January's talks brought together Khaled Al Mishri, chairman of the High Council of State — an advisory body to the Tripoli-based government — and Aguila Saleh, speaker of the parliament based in eastern Libya.
The pair issued a joint statement after the meeting announcing they had agreed to “chart a clear and well-defined road map, to be later announced, to complete all the necessary steps to carry out the election process in regard to the basis and laws as well as the executive steps and unifications of institutions”.
An action plan for the withdrawal of foreign forces from Libya was devised at a meeting for the 5+5 committee in Geneva last October. The committee met again in Cairo in November to finalise it.
Bathily, who met with Egyptian foreign minister Sameh Shoukry on Tuesday, said the latest talks were held to move forward on the plan devised in November, particularly with regards to the removal of foreign fighters.
In a statement after the meeting with Bathily, Shoukry reiterated Egypt's unchanged position that general elections are the highest priority for Libya.
He warned that the heavy presence of foreign fighters in Libya has sent the country into chaos and that it must end.
Libya failed to hold general elections in 2021 due to disagreements over election laws among its various factions.
Since a popular uprising in 2011 ended in the death of autocrat Muammar Qaddafi, Libya has been torn by divisions and violence. Armed groups have sectioned off the country and wield significant influence over politicians.
Egypt has repeatedly endeavoured to broker a peace between both sides, hosting a number of peace talks over the years with limited progress. Cairo fears the heavy presence of militant groups and foreign mercenaries could spill over into its porous border with Libya.

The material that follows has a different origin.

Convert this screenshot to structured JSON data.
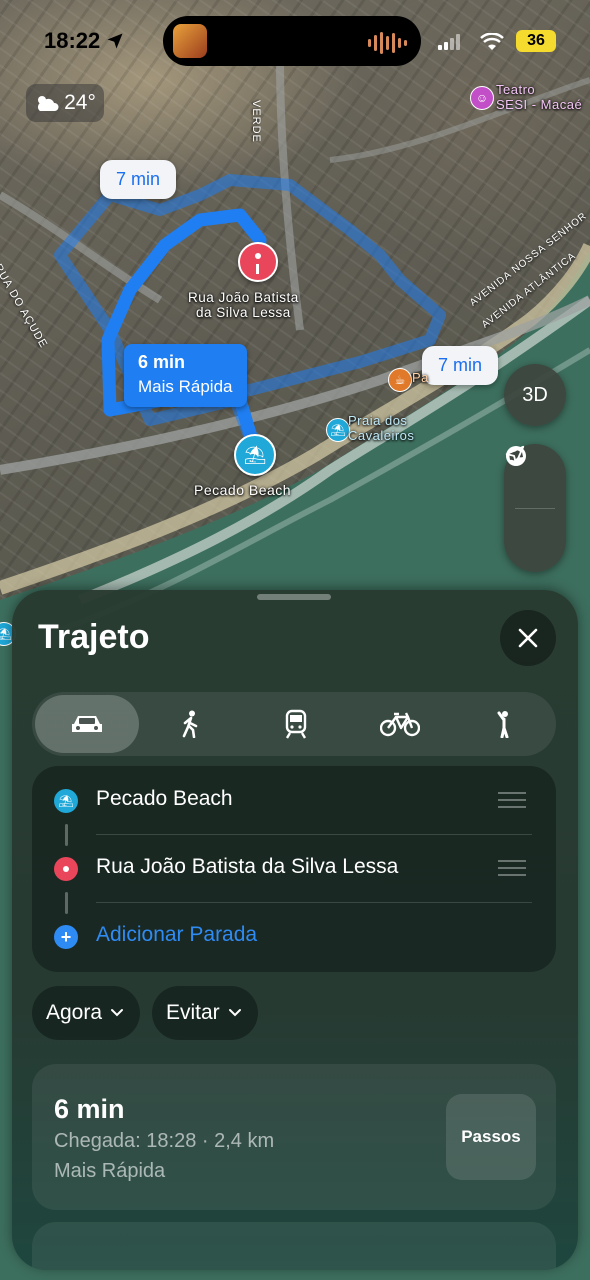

Abdul Hamid Dbeibah, the head of one of Libya's two rival governments, said his Tripoli-based administration was ready to hold delayed elections this year, vowing that 2023 will be one of “elections and the unity of institutions”.